TASK GOAL -
Each line that includes "Audio" must be copied from the records.

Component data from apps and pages

§

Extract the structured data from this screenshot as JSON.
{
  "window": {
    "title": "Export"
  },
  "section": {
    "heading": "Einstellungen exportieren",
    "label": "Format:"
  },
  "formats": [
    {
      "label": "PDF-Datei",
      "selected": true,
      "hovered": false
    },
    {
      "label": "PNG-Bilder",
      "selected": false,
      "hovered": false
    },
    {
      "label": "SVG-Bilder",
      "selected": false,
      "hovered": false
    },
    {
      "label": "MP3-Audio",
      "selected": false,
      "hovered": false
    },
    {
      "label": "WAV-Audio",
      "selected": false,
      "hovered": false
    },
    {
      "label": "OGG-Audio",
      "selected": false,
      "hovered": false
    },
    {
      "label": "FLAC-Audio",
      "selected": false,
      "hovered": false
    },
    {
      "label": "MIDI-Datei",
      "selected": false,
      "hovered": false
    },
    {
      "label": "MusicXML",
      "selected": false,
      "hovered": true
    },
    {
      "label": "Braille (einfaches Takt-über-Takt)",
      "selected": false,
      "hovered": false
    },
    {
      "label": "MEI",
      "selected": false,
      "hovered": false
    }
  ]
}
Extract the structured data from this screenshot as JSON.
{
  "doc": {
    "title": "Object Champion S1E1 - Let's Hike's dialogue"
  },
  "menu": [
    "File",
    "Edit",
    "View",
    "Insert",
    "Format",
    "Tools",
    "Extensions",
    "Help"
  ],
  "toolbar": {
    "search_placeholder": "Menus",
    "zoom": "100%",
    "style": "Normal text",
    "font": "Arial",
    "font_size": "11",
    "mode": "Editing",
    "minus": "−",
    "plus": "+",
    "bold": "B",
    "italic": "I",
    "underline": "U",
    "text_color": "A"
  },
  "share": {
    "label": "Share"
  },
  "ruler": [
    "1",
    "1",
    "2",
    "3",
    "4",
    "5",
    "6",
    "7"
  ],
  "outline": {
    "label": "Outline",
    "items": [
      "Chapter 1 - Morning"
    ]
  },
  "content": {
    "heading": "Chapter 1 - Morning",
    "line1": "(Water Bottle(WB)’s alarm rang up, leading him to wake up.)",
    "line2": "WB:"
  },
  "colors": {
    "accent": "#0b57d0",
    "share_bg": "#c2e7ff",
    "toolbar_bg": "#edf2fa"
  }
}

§

RESPONSE TO THIS TASK -
      "label": "MP3-Audio",
      "label": "WAV-Audio",
      "label": "OGG-Audio",
      "label": "FLAC-Audio",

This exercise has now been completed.